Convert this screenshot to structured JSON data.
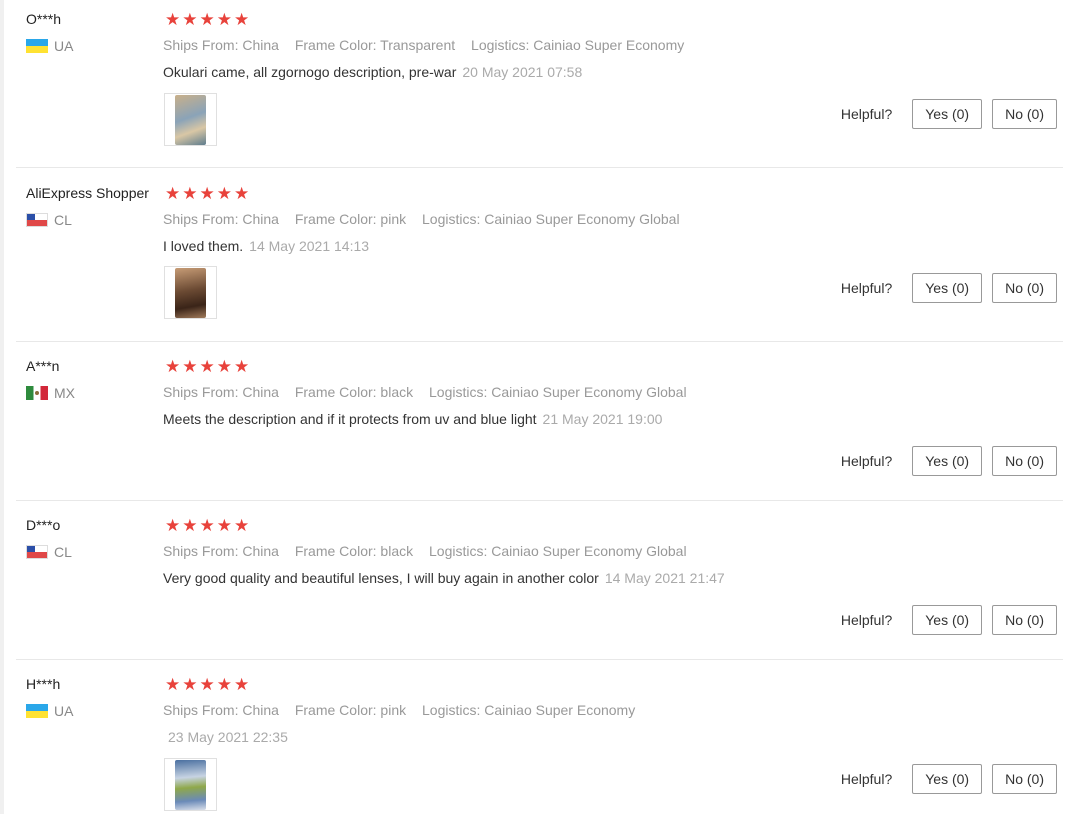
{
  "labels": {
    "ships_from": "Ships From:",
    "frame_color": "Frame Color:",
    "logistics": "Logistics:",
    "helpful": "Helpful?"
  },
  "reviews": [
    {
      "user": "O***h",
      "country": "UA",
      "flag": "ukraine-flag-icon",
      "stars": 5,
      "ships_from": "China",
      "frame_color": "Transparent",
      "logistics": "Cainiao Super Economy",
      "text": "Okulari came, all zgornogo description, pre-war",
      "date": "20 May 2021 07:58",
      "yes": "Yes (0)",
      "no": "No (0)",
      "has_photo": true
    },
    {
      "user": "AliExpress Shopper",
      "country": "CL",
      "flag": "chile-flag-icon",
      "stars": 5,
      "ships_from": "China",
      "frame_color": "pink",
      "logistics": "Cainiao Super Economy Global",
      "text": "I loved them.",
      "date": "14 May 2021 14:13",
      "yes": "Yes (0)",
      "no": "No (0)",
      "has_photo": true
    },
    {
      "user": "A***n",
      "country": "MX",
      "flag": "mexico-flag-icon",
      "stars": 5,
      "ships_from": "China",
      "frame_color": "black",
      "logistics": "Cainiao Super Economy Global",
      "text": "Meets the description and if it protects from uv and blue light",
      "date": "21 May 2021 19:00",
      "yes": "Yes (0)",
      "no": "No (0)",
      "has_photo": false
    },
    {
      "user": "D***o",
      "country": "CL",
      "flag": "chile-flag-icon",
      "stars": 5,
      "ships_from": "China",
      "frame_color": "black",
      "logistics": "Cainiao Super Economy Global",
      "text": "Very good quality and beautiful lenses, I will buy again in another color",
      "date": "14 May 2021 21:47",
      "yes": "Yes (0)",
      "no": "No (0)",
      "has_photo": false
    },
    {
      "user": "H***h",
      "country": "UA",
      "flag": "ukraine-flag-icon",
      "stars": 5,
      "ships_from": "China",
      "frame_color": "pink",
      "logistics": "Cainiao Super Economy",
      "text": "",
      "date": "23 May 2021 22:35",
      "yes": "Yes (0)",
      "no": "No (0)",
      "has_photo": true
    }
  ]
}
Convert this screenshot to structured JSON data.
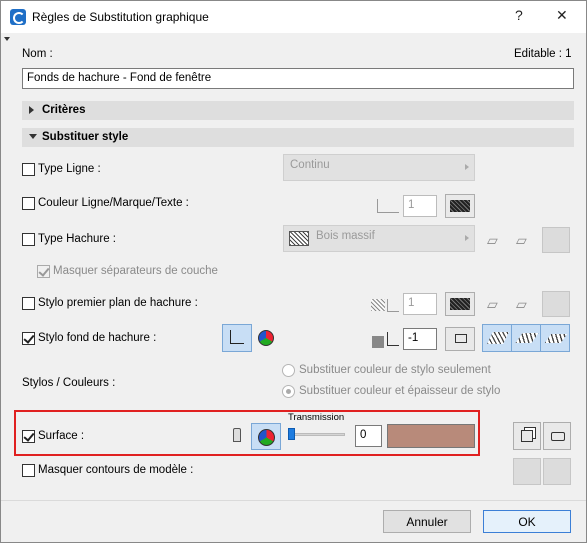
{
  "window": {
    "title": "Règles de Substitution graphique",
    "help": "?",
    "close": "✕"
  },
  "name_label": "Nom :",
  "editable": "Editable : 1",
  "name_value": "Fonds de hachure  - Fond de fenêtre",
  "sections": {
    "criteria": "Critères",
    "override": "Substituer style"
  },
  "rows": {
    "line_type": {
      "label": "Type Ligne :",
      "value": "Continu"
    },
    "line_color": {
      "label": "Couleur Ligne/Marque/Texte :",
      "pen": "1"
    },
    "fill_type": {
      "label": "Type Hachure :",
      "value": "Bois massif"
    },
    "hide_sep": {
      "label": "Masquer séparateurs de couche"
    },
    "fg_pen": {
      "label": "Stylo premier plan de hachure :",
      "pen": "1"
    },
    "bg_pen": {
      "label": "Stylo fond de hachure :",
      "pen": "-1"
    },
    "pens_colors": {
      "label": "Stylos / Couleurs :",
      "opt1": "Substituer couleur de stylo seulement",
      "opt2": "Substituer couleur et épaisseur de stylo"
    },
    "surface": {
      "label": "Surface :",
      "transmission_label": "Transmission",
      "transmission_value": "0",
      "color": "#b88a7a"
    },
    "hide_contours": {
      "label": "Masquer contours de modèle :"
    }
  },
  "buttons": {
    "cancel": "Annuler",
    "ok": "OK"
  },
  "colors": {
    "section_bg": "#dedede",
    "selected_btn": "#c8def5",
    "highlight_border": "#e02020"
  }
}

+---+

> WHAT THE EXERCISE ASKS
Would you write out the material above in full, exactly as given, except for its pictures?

> RESPONSE BOX
Convert this screenshot to structured JSON data.
{
  "labels": {
    "ships_from": "Ships From:",
    "frame_color": "Frame Color:",
    "logistics": "Logistics:",
    "helpful": "Helpful?"
  },
  "reviews": [
    {
      "user": "O***h",
      "country": "UA",
      "flag": "ukraine-flag-icon",
      "stars": 5,
      "ships_from": "China",
      "frame_color": "Transparent",
      "logistics": "Cainiao Super Economy",
      "text": "Okulari came, all zgornogo description, pre-war",
      "date": "20 May 2021 07:58",
      "yes": "Yes (0)",
      "no": "No (0)",
      "has_photo": true
    },
    {
      "user": "AliExpress Shopper",
      "country": "CL",
      "flag": "chile-flag-icon",
      "stars": 5,
      "ships_from": "China",
      "frame_color": "pink",
      "logistics": "Cainiao Super Economy Global",
      "text": "I loved them.",
      "date": "14 May 2021 14:13",
      "yes": "Yes (0)",
      "no": "No (0)",
      "has_photo": true
    },
    {
      "user": "A***n",
      "country": "MX",
      "flag": "mexico-flag-icon",
      "stars": 5,
      "ships_from": "China",
      "frame_color": "black",
      "logistics": "Cainiao Super Economy Global",
      "text": "Meets the description and if it protects from uv and blue light",
      "date": "21 May 2021 19:00",
      "yes": "Yes (0)",
      "no": "No (0)",
      "has_photo": false
    },
    {
      "user": "D***o",
      "country": "CL",
      "flag": "chile-flag-icon",
      "stars": 5,
      "ships_from": "China",
      "frame_color": "black",
      "logistics": "Cainiao Super Economy Global",
      "text": "Very good quality and beautiful lenses, I will buy again in another color",
      "date": "14 May 2021 21:47",
      "yes": "Yes (0)",
      "no": "No (0)",
      "has_photo": false
    },
    {
      "user": "H***h",
      "country": "UA",
      "flag": "ukraine-flag-icon",
      "stars": 5,
      "ships_from": "China",
      "frame_color": "pink",
      "logistics": "Cainiao Super Economy",
      "text": "",
      "date": "23 May 2021 22:35",
      "yes": "Yes (0)",
      "no": "No (0)",
      "has_photo": true
    }
  ]
}
Convert this screenshot to structured JSON data.
{
  "window": {
    "title": "Règles de Substitution graphique",
    "help": "?",
    "close": "✕"
  },
  "name_label": "Nom :",
  "editable": "Editable : 1",
  "name_value": "Fonds de hachure  - Fond de fenêtre",
  "sections": {
    "criteria": "Critères",
    "override": "Substituer style"
  },
  "rows": {
    "line_type": {
      "label": "Type Ligne :",
      "value": "Continu"
    },
    "line_color": {
      "label": "Couleur Ligne/Marque/Texte :",
      "pen": "1"
    },
    "fill_type": {
      "label": "Type Hachure :",
      "value": "Bois massif"
    },
    "hide_sep": {
      "label": "Masquer séparateurs de couche"
    },
    "fg_pen": {
      "label": "Stylo premier plan de hachure :",
      "pen": "1"
    },
    "bg_pen": {
      "label": "Stylo fond de hachure :",
      "pen": "-1"
    },
    "pens_colors": {
      "label": "Stylos / Couleurs :",
      "opt1": "Substituer couleur de stylo seulement",
      "opt2": "Substituer couleur et épaisseur de stylo"
    },
    "surface": {
      "label": "Surface :",
      "transmission_label": "Transmission",
      "transmission_value": "0",
      "color": "#b88a7a"
    },
    "hide_contours": {
      "label": "Masquer contours de modèle :"
    }
  },
  "buttons": {
    "cancel": "Annuler",
    "ok": "OK"
  },
  "colors": {
    "section_bg": "#dedede",
    "selected_btn": "#c8def5",
    "highlight_border": "#e02020"
  }
}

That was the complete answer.